The Israel Antiquities Authority found the bowl with the inscription "Hyrcanus" in the Givʽati Parking Lot currently being excavated at the City of David. The dig is one of the largest taking place in Jerusalem.
The city is an ancient settlement in the Jerusalem Walls National Park believed to be the original urban heart of Jerusalem.
The bowl dates from the Hasmonean period, the century that preceded the Herodian dynasty, which ran from 37 BCE and witnessed the birth of Christ.
The engraving, "Hyrcanus", was a common name at that time and was also name of two of the leaders of the Hasmonean dynasty
Researchers said in a press release: "This is one of the earliest examples of the appearance of chalk vessels in Jerusalem. In the past, these vessels were widely used mainly by Jews because they ensured ritual purity."
Dr Doron Ben-Ami of the Israel Antiquities Authority and Professor Esther Eshel of Bar-Ilan University said: "This is one of the earliest examples of chalk vessels to appear in Jerusalem. These stone vessels were extensively used by Jews because they were considered vessels that cannot become ritually unclean."
The bowl was discovered beneath the foundations of a "miqwe", part of a complex of water installations that were used for ritual bathing.
The excavations, sponsored by the Ir David Foundation, have so far uncovered a wealth of artifacts from different periods. Those with writing on them always excite special interest and scholars are now debating whether Hyrcanus, was a high-ranking individual or just an ordinary citizen.
Ben-Ami and Eshel added: "We know of two personages from this period who had this name: John Hyrcanus, who was the grandson of Matityahu the Hasmonean and ruled Judea from 135–104 BCE, and John Hyrcanus II, who was the son of Alexander Jannaeus and Salome Alexandra. However, it is not possible to determine if the bowl belonged specifically to either of them."
About a year ago the remains of the Greek Seleucid Akra or fortress were exposed in the same dig. This was the famous fortress built by Antiochus IV Epiphanes to control the city and monitor the activity in the Temple, which was eventually conquered by the Hasmoneans.

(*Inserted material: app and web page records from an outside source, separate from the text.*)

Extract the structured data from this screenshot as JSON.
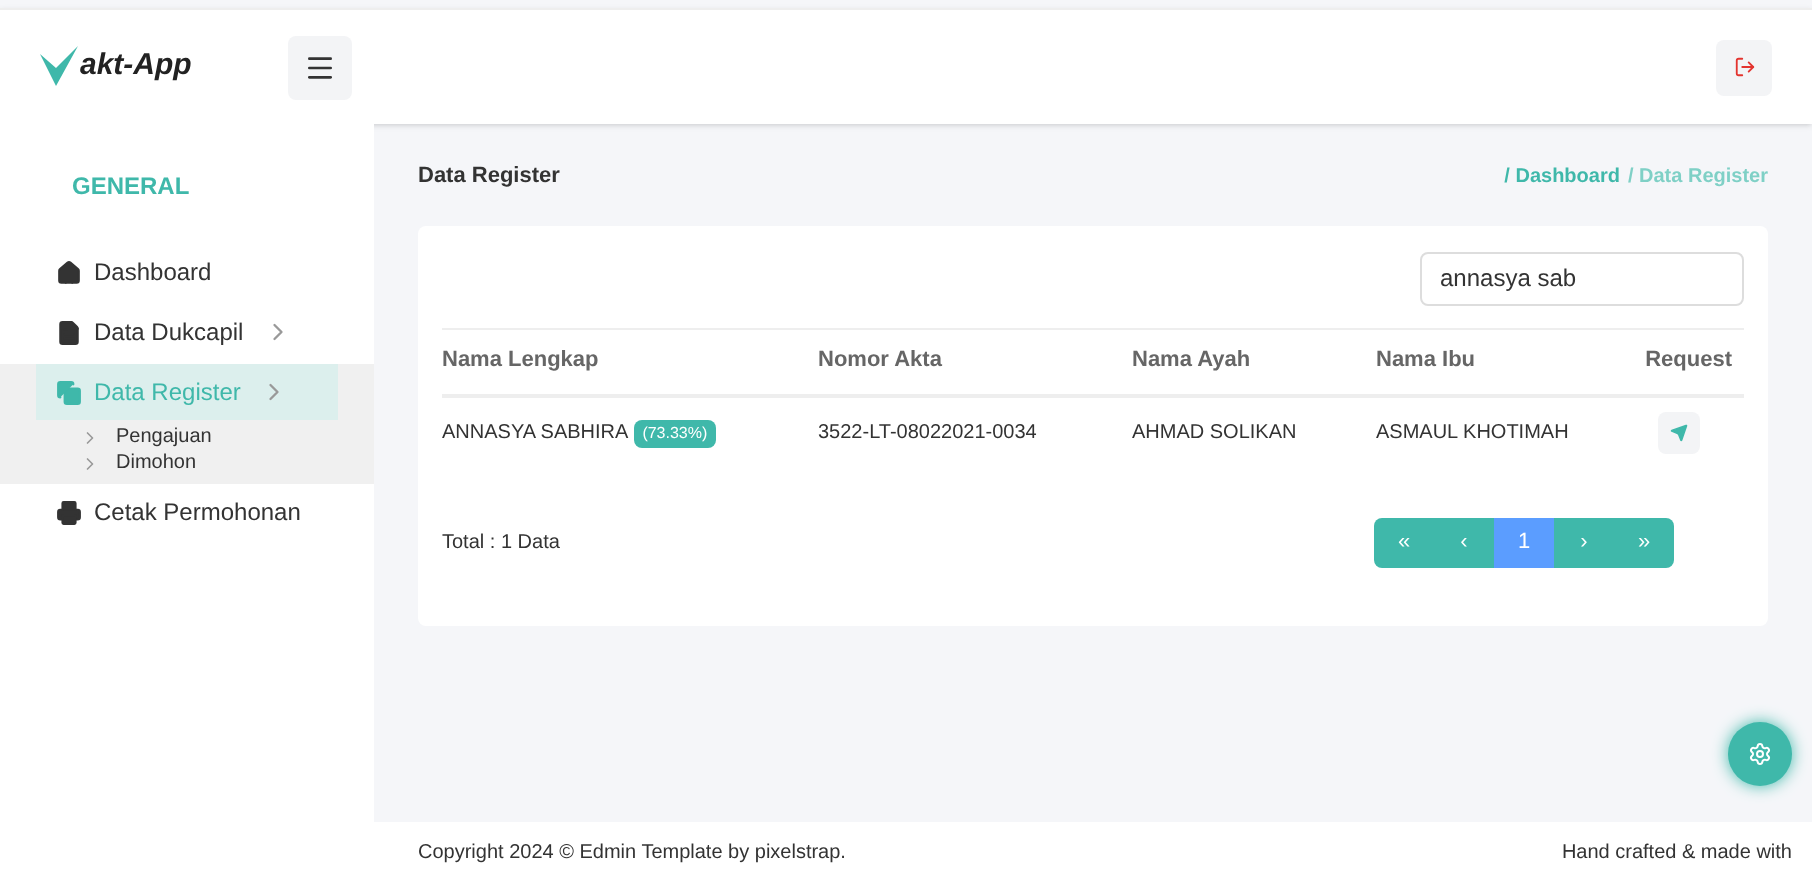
{
  "header": {
    "logo_text": "akt-App"
  },
  "sidebar": {
    "section": "GENERAL",
    "items": [
      {
        "label": "Dashboard",
        "selected": false,
        "has_children": false
      },
      {
        "label": "Data Dukcapil",
        "selected": false,
        "has_children": true
      },
      {
        "label": "Data Register",
        "selected": true,
        "has_children": true,
        "expanded": true,
        "children": [
          {
            "label": "Pengajuan"
          },
          {
            "label": "Dimohon"
          }
        ]
      },
      {
        "label": "Cetak Permohonan",
        "selected": false,
        "has_children": false
      }
    ]
  },
  "page": {
    "title": "Data Register",
    "breadcrumb": [
      {
        "label": "/ Dashboard",
        "current": false
      },
      {
        "label": "/ Data Register",
        "current": true
      }
    ]
  },
  "search": {
    "value": "annasya sab"
  },
  "table": {
    "columns": [
      "Nama Lengkap",
      "Nomor Akta",
      "Nama Ayah",
      "Nama Ibu",
      "Request"
    ],
    "rows": [
      {
        "name": "ANNASYA SABHIRA",
        "match": "(73.33%)",
        "akta": "3522-LT-08022021-0034",
        "ayah": "AHMAD SOLIKAN",
        "ibu": "ASMAUL KHOTIMAH"
      }
    ]
  },
  "total": "Total : 1 Data",
  "pagination": [
    {
      "label": "«",
      "selected": false
    },
    {
      "label": "‹",
      "selected": false
    },
    {
      "label": "1",
      "selected": true
    },
    {
      "label": "›",
      "selected": false
    },
    {
      "label": "»",
      "selected": false
    }
  ],
  "footer": {
    "left": "Copyright 2024 © Edmin Template by pixelstrap.",
    "right": "Hand crafted & made with"
  }
}
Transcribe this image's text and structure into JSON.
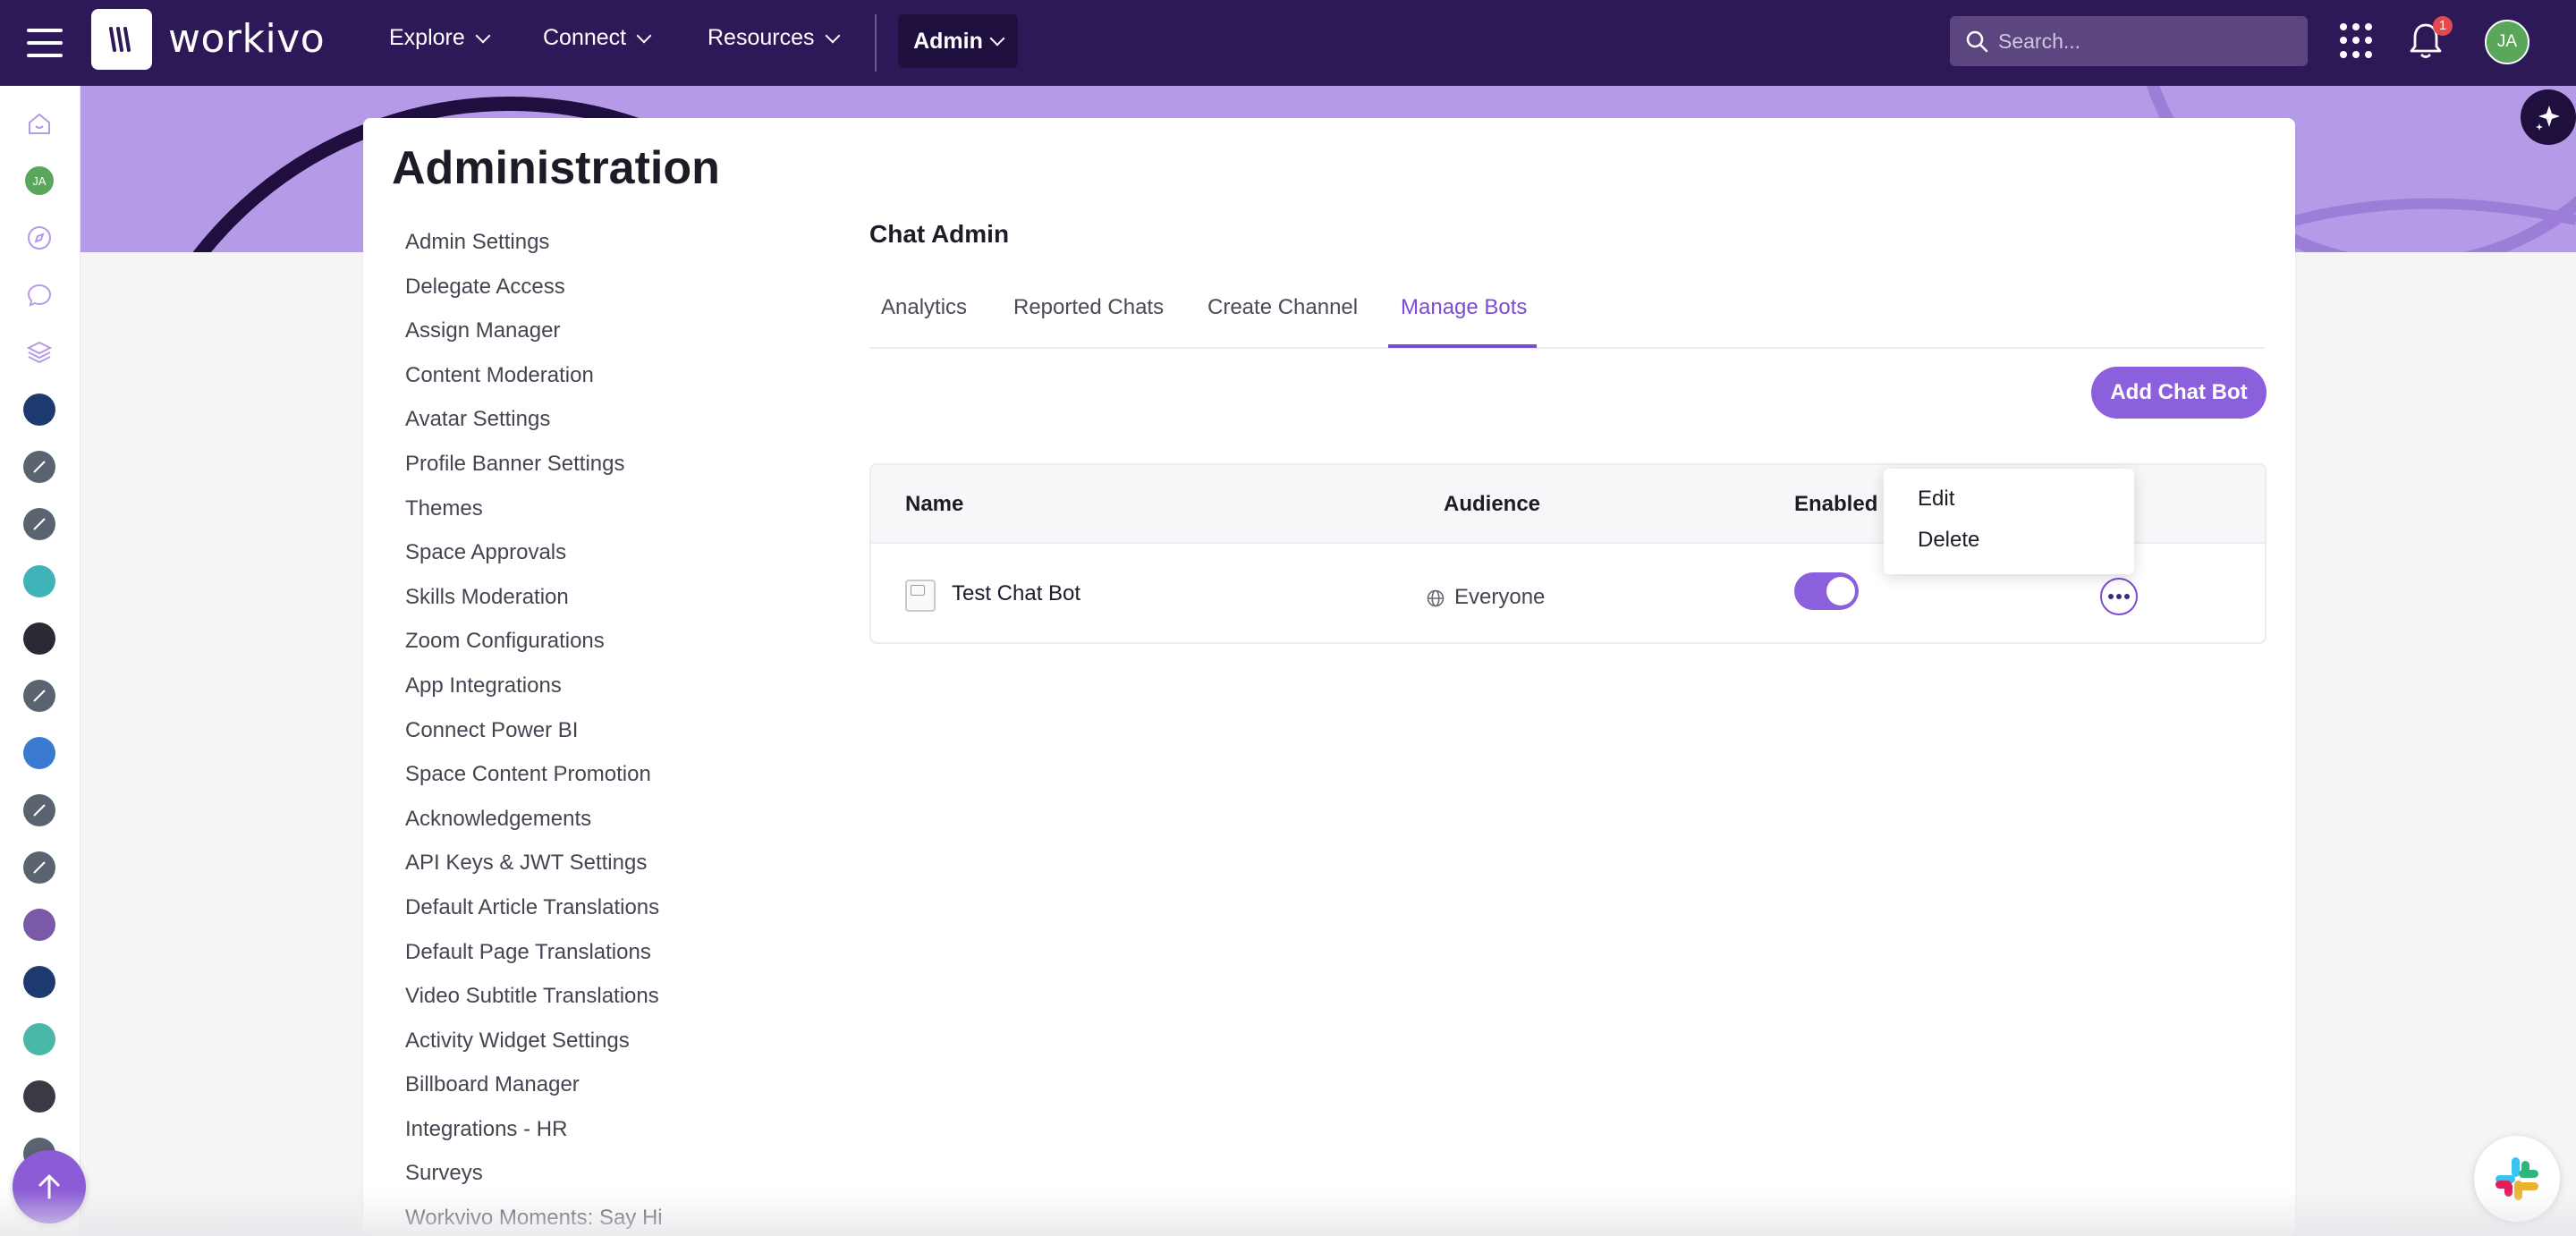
{
  "app": {
    "name": "workivo"
  },
  "topbar": {
    "nav": [
      {
        "label": "Explore"
      },
      {
        "label": "Connect"
      },
      {
        "label": "Resources"
      }
    ],
    "admin_label": "Admin",
    "search_placeholder": "Search...",
    "notification_count": "1",
    "avatar_initials": "JA"
  },
  "sidebar": {
    "avatar_initials": "JA"
  },
  "page": {
    "title": "Administration",
    "menu": [
      "Admin Settings",
      "Delegate Access",
      "Assign Manager",
      "Content Moderation",
      "Avatar Settings",
      "Profile Banner Settings",
      "Themes",
      "Space Approvals",
      "Skills Moderation",
      "Zoom Configurations",
      "App Integrations",
      "Connect Power BI",
      "Space Content Promotion",
      "Acknowledgements",
      "API Keys & JWT Settings",
      "Default Article Translations",
      "Default Page Translations",
      "Video Subtitle Translations",
      "Activity Widget Settings",
      "Billboard Manager",
      "Integrations - HR",
      "Surveys",
      "Workvivo Moments: Say Hi"
    ]
  },
  "chat_admin": {
    "title": "Chat Admin",
    "tabs": [
      "Analytics",
      "Reported Chats",
      "Create Channel",
      "Manage Bots"
    ],
    "active_tab": "Manage Bots",
    "add_button": "Add Chat Bot",
    "table": {
      "columns": [
        "Name",
        "Audience",
        "Enabled"
      ],
      "rows": [
        {
          "name": "Test Chat Bot",
          "audience": "Everyone",
          "enabled": true
        }
      ]
    },
    "row_menu": [
      "Edit",
      "Delete"
    ]
  },
  "colors": {
    "topbar": "#2d1958",
    "accent": "#8c5fdc",
    "banner": "#b59ae8"
  }
}
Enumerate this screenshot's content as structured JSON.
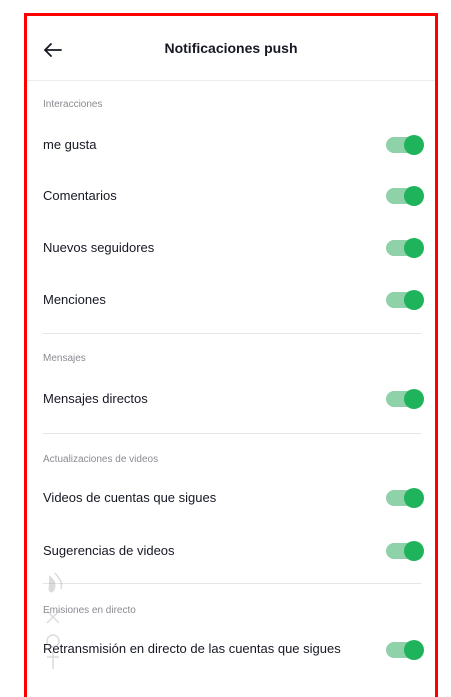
{
  "header": {
    "title": "Notificaciones push",
    "back_icon": "arrow-left-icon"
  },
  "sections": [
    {
      "label": "Interacciones",
      "items": [
        {
          "label": "me gusta",
          "enabled": true
        },
        {
          "label": "Comentarios",
          "enabled": true
        },
        {
          "label": "Nuevos seguidores",
          "enabled": true
        },
        {
          "label": "Menciones",
          "enabled": true
        }
      ]
    },
    {
      "label": "Mensajes",
      "items": [
        {
          "label": "Mensajes directos",
          "enabled": true
        }
      ]
    },
    {
      "label": "Actualizaciones de videos",
      "items": [
        {
          "label": "Videos de cuentas que sigues",
          "enabled": true
        },
        {
          "label": "Sugerencias de videos",
          "enabled": true
        }
      ]
    },
    {
      "label": "Emisiones en directo",
      "items": [
        {
          "label": "Retransmisión en directo de las cuentas que sigues",
          "enabled": true
        }
      ]
    }
  ],
  "colors": {
    "frame_border": "#ff0000",
    "toggle_on_track": "#8fd1a8",
    "toggle_on_knob": "#1fb35b",
    "section_label": "#8a8b91"
  }
}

The bowl was found a short distance from where the remains of the Akra were dug up.